“Alcohol and water don’t mix… You get this disorientated and your likelihood of drowning goes up exponentially, the more drunk you get. That goes from boating to just swimming at one of our beaches. If you’re around the water, you really shouldn’t be consuming heavy alcohol products. That just gets dangerous,” England said. 

Many accidents can be avoided by having someone else with you when around water. 

“You’re supposed to always have a swimming buddy. In fact, to parents, we tell them that there should always be a watcher over the kids,” England said. 

A misconception about drowning is that it is immediately noticeable to others, but it is often not noticed until it is too late. This is why having a parent or lifeguard whose sole job is watching the kids while in the water is so important.

“Drowning can happen so quickly and a lot of times it’s actually silent. It’s not like what we see in movies and TV shows. It’s not flailing around and screaming. It’s sinking underneath the water and not coming back up,” England said. 

With the recent drownings on the Chattahoochee, England asks everyone, especially those on the river, to pay attention to weather advisories. 

“Water levels, especially rivers and streams can fluctuate really fast, especially during a flood or flash flood. So we recommend never being out on the water if it’s turbulent, brown, and rapid,” England said. 

The Army Corps of Engineers releases when they are releasing water from dams that will affect the water level of local waterways. The National Weather Service also alerts the public of heavy rainfall or flash flooding. 

For those doing water sports on the river, including kayaking, canoeing or rafting, England asks that they have a plan. He suggests that people not go alone on the river but if they do, tell someone the route, departure and exit point on the river, and how long it is estimated to take, updating them along the way.

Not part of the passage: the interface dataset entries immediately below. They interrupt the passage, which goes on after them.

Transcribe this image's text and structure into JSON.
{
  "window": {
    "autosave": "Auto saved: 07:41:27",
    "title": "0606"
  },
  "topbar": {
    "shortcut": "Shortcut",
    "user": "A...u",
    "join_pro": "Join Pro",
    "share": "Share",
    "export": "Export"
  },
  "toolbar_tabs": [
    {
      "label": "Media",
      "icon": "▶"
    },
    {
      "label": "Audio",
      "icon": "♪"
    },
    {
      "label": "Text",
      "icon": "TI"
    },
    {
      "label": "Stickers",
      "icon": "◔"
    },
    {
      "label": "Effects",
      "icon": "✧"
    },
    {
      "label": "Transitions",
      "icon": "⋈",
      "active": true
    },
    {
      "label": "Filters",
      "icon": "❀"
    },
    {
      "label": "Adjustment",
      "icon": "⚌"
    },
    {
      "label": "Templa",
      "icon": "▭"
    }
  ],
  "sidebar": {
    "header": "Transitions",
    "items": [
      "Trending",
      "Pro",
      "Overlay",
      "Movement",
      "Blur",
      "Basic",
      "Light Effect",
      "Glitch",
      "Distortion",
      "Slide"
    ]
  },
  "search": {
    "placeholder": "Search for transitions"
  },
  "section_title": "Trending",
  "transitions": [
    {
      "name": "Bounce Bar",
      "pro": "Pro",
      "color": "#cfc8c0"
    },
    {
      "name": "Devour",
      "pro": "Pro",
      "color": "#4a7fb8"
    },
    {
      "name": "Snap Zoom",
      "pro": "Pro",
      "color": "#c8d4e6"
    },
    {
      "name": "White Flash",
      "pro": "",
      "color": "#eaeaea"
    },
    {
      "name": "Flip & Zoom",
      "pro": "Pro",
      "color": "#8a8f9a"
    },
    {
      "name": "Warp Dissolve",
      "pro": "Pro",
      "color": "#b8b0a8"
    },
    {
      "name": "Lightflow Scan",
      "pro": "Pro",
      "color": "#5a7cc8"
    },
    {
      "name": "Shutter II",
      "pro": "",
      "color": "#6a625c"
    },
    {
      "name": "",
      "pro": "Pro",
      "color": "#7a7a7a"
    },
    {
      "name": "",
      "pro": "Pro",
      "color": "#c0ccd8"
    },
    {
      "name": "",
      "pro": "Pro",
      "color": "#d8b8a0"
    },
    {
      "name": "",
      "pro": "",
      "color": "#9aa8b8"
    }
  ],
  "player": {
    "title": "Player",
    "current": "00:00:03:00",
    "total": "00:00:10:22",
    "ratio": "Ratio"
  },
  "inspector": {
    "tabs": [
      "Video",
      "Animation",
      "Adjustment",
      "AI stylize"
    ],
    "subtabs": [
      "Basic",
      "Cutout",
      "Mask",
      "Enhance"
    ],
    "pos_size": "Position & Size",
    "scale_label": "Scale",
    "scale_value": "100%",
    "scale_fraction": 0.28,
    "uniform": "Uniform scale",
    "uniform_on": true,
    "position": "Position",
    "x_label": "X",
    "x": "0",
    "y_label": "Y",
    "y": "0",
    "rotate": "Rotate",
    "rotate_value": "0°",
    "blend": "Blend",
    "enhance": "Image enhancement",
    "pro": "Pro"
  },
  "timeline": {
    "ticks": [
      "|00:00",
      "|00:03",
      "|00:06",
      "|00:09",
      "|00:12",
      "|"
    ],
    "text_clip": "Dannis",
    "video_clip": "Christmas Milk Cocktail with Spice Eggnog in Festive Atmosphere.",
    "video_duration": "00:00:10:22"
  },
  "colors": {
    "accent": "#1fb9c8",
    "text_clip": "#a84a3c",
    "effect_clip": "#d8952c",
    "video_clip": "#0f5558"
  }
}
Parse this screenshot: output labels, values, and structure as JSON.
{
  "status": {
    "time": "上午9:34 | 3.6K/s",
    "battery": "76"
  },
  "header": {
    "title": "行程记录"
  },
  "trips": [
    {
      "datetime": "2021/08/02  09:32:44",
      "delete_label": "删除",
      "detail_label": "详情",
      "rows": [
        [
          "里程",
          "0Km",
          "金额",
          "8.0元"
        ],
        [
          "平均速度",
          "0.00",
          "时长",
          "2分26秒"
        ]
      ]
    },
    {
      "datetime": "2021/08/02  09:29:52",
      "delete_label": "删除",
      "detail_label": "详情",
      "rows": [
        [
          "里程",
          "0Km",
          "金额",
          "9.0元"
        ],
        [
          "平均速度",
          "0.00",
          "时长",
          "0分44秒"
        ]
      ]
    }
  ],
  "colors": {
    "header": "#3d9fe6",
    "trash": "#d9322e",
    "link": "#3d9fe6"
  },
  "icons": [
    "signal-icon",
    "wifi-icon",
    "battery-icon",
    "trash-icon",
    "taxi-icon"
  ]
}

“Notice when that water turns brown and rapid. A lot of the time we will see these fatal accidents happen because of underwater logs or trees or stems that have been ripped out of the ground and now are flowing down the stream…They could be two or three inches underneath the water and you’d never see it but they could potentially hit your kayak and flip you,” England explained.

He added that when streams or rivers are murky or brown it should only last a day or two, after which the mud will settle and the river will be safe to navigate again.

England comes back to the seatbelt analogy when explaining the biggest deterrent to accidents, wearing a lifejacket. 

“Back in like the 60s and 70s when they’re trying to get the seat belt to be a big thing. And there’s much pushback from it,” England said. “They’re uncomfortable or whatever and we kind of hear those same sentiments to life jackets. I don’t want to wear this big, bulky life jacket… There are so many different types of life jackets now. There are ways to get around the uncomfortableness of it. But it’s a life or death thing and that life jacket can save your life.”